Perhaps for Flickr, which originated as a wife-and-husband-owned company, they were small enough to come to that idea on their own. But for larger companies, I wonder if a groundbreaking idea would see the light of day. A company would need people who think differently from the leaders who are, at that point, driving the existing product’s operations. Yet those disruptive thinkers would need to be operating at the same level as other key decision-makers in order to build support for their ideas.
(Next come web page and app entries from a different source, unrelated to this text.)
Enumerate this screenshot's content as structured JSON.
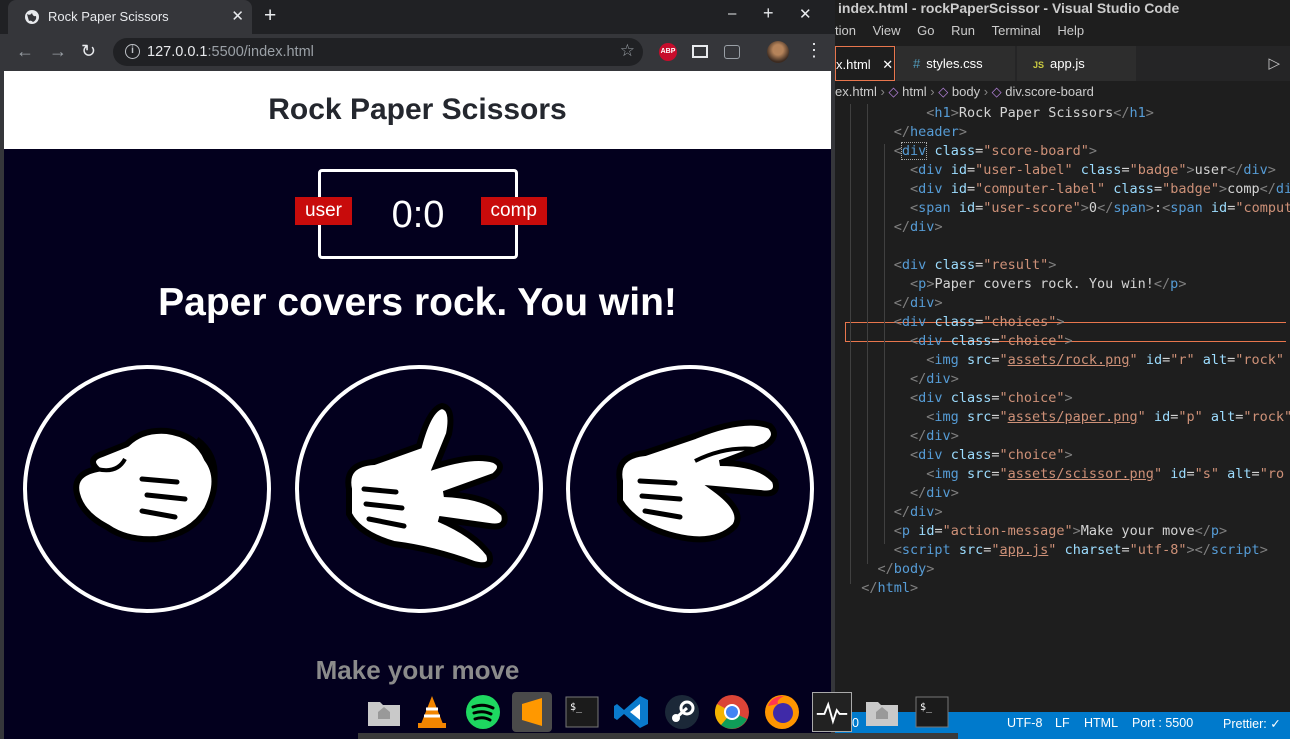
{
  "browser": {
    "tab_title": "Rock Paper Scissors",
    "tab_close": "✕",
    "new_tab": "+",
    "minimize": "–",
    "maximize": "+",
    "close": "✕",
    "url_host": "127.0.0.1",
    "url_rest": ":5500/index.html",
    "menu": "⋮",
    "abp_label": "ABP"
  },
  "page": {
    "title": "Rock Paper Scissors",
    "user_label": "user",
    "comp_label": "comp",
    "score": "0:0",
    "result": "Paper covers rock. You win!",
    "action_message": "Make your move",
    "choices": [
      "rock",
      "paper",
      "scissors"
    ]
  },
  "vscode": {
    "title": "index.html - rockPaperScissor - Visual Studio Code",
    "menu": [
      "tion",
      "View",
      "Go",
      "Run",
      "Terminal",
      "Help"
    ],
    "tabs": [
      {
        "label": "x.html",
        "close": "✕",
        "icon": ""
      },
      {
        "label": "styles.css",
        "icon": "#"
      },
      {
        "label": "app.js",
        "icon": "JS"
      }
    ],
    "breadcrumb": [
      "ex.html",
      "html",
      "body",
      "div.score-board"
    ],
    "status": {
      "encoding": "UTF-8",
      "eol": "LF",
      "language": "HTML",
      "port": "Port : 5500",
      "prettier": "Prettier: ✓",
      "partial": "10"
    }
  },
  "dock": {
    "items": [
      "files",
      "vlc",
      "spotify",
      "sublime-text",
      "terminal",
      "vscode",
      "steam",
      "chrome",
      "firefox",
      "system-monitor",
      "files",
      "terminal"
    ]
  }
}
Think of the movie “Mr. Mom” wherein Teri Garr gives her big ‘disruptive idea’ Schooner Tuna speech to the company president. A room full of highly-paid ‘suits,’ but none offer any original ideas for discussion until the odd-man-out, Teri Garr, walks into the room. Granted that was a fictional movie, but as it portrays, diversity is required at all levels within a company if the leadership is going to have access to new ideas.
3. Diversity gives the company the best chance at acquiring the best minds.
It is simply unlikely that a small subsection of the population, say white hetero males, is going to represent all of the best and brightest humans.
To tap into the best and brightest, you would need to start with the largest possible pool of candidates, of all races, ages, and nationalities, and then filter for best skills and experience. If you start with white wealthy men (or whatever your bias may be) you could be perpetually weakening your team by overlooking candidates with better skills. Those candidates will be hired by your competitors and you will cease to be able to keep up. Companies need the best fish from the biggest pond, not big fish in small ponds.
Why do the skills matter? Well the food chain is this: the employees’ skills drive the performance of the company, be that great web design, or great code, great toy design, great hotel service, visionary marketing, etc.
The quality of the product or service the company sells to the customer makes the customer decide to either keep giving money to the company (buying more) or to stop. That makes or breaks revenue and growth.
Shareholders will respond in a way that either drives up the stock values, or drives it down. The stock value and overall company performance is going to catch the eye of the Board of Directors. And the Board will hold the CEO and company leadership accountable for performance and will determine rewards accordingly.
If performance is poor, leadership is going to yell “We need better-skilled employees to ensure we deliver a better product so customers spend more money with us! We need the best people!”
They’ll tell recruiters to go hire the best candidates. These candidates will check out the company’s website, and look at the leadership team, and have conversations with local directors and managers during their interviews. If the candidates see themselves mirrored in the environment, there is a chance they will assess that this company is a good employer for them, one in which they will thrive. They’ll determine this company’s culture is the type they seek.
But if candidates look at the marketing content online, and see the lineup of leaders, and visit the office on interview day and determine “there just isn’t anyone here like me,” they may decide to turn down the job.
If Leadership hears it’s tough for recruiting to attract the best-skilled candidates, suddenly the meaning of the word “Diversity” is clear. It becomes the Holy Grail, front and center. It’s about establishing a culture that pervades all areas of the company that supports people of all backgrounds and cultures so their strengths can thrive within the company to help the company compete.
This post is as much for me as it is for you. It reminds that I’m not just wasting time when I have to look through hundreds of “people” pictures just to get one marketing piece done. There is no one face to this world. To attract the best of the best we all need to start with this mindset “I don’t know who I’m looking for, but I can bet they aren’t likely to be a carbon copy of me.”
Some related good stuff on this topic: